--- TASK PROMPT ---
Can you write out the whole listing exactly?
----------------
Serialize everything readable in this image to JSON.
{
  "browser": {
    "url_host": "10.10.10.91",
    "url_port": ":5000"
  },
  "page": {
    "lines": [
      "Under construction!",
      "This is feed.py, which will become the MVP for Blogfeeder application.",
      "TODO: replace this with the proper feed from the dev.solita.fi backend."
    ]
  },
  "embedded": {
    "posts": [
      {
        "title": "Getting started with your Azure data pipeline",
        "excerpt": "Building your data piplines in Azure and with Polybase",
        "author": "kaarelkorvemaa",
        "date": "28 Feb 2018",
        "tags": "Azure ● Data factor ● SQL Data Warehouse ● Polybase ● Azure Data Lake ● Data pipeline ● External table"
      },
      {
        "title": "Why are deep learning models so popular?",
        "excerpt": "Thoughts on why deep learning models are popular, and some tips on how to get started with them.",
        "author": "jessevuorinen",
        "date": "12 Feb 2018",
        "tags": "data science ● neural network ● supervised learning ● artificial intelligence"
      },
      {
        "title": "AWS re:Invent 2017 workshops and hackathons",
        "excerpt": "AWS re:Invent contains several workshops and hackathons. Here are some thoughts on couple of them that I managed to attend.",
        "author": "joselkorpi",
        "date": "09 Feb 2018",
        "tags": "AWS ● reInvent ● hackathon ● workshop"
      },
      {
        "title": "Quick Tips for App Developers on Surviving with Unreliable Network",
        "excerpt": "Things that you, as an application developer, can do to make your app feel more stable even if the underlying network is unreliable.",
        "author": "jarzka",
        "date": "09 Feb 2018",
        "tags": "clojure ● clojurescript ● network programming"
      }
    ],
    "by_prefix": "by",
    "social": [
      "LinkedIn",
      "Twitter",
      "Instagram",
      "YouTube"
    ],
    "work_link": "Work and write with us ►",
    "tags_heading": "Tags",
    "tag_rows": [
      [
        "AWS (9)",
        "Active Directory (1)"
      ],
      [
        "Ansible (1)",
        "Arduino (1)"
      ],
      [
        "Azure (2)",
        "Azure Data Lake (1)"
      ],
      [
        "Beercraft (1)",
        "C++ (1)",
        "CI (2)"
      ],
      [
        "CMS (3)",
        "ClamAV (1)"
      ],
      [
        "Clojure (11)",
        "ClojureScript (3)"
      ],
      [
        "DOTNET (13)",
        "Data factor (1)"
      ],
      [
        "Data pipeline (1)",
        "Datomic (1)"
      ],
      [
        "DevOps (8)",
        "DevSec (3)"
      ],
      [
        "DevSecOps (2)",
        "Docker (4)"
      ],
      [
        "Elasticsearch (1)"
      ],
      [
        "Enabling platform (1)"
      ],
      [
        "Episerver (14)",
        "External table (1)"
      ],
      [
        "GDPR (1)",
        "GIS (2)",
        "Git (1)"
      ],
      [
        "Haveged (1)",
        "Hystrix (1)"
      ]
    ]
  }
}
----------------
--- EXERCISE SOLUTION ---
Serialize everything readable in this image to JSON.
{
  "browser": {
    "url_host": "10.10.10.91",
    "url_port": ":5000"
  },
  "page": {
    "lines": [
      "Under construction!",
      "This is feed.py, which will become the MVP for Blogfeeder application.",
      "TODO: replace this with the proper feed from the dev.solita.fi backend."
    ]
  },
  "embedded": {
    "posts": [
      {
        "title": "Getting started with your Azure data pipeline",
        "excerpt": "Building your data piplines in Azure and with Polybase",
        "author": "kaarelkorvemaa",
        "date": "28 Feb 2018",
        "tags": "Azure ● Data factor ● SQL Data Warehouse ● Polybase ● Azure Data Lake ● Data pipeline ● External table"
      },
      {
        "title": "Why are deep learning models so popular?",
        "excerpt": "Thoughts on why deep learning models are popular, and some tips on how to get started with them.",
        "author": "jessevuorinen",
        "date": "12 Feb 2018",
        "tags": "data science ● neural network ● supervised learning ● artificial intelligence"
      },
      {
        "title": "AWS re:Invent 2017 workshops and hackathons",
        "excerpt": "AWS re:Invent contains several workshops and hackathons. Here are some thoughts on couple of them that I managed to attend.",
        "author": "joselkorpi",
        "date": "09 Feb 2018",
        "tags": "AWS ● reInvent ● hackathon ● workshop"
      },
      {
        "title": "Quick Tips for App Developers on Surviving with Unreliable Network",
        "excerpt": "Things that you, as an application developer, can do to make your app feel more stable even if the underlying network is unreliable.",
        "author": "jarzka",
        "date": "09 Feb 2018",
        "tags": "clojure ● clojurescript ● network programming"
      }
    ],
    "by_prefix": "by",
    "social": [
      "LinkedIn",
      "Twitter",
      "Instagram",
      "YouTube"
    ],
    "work_link": "Work and write with us ►",
    "tags_heading": "Tags",
    "tag_rows": [
      [
        "AWS (9)",
        "Active Directory (1)"
      ],
      [
        "Ansible (1)",
        "Arduino (1)"
      ],
      [
        "Azure (2)",
        "Azure Data Lake (1)"
      ],
      [
        "Beercraft (1)",
        "C++ (1)",
        "CI (2)"
      ],
      [
        "CMS (3)",
        "ClamAV (1)"
      ],
      [
        "Clojure (11)",
        "ClojureScript (3)"
      ],
      [
        "DOTNET (13)",
        "Data factor (1)"
      ],
      [
        "Data pipeline (1)",
        "Datomic (1)"
      ],
      [
        "DevOps (8)",
        "DevSec (3)"
      ],
      [
        "DevSecOps (2)",
        "Docker (4)"
      ],
      [
        "Elasticsearch (1)"
      ],
      [
        "Enabling platform (1)"
      ],
      [
        "Episerver (14)",
        "External table (1)"
      ],
      [
        "GDPR (1)",
        "GIS (2)",
        "Git (1)"
      ],
      [
        "Haveged (1)",
        "Hystrix (1)"
      ]
    ]
  }
}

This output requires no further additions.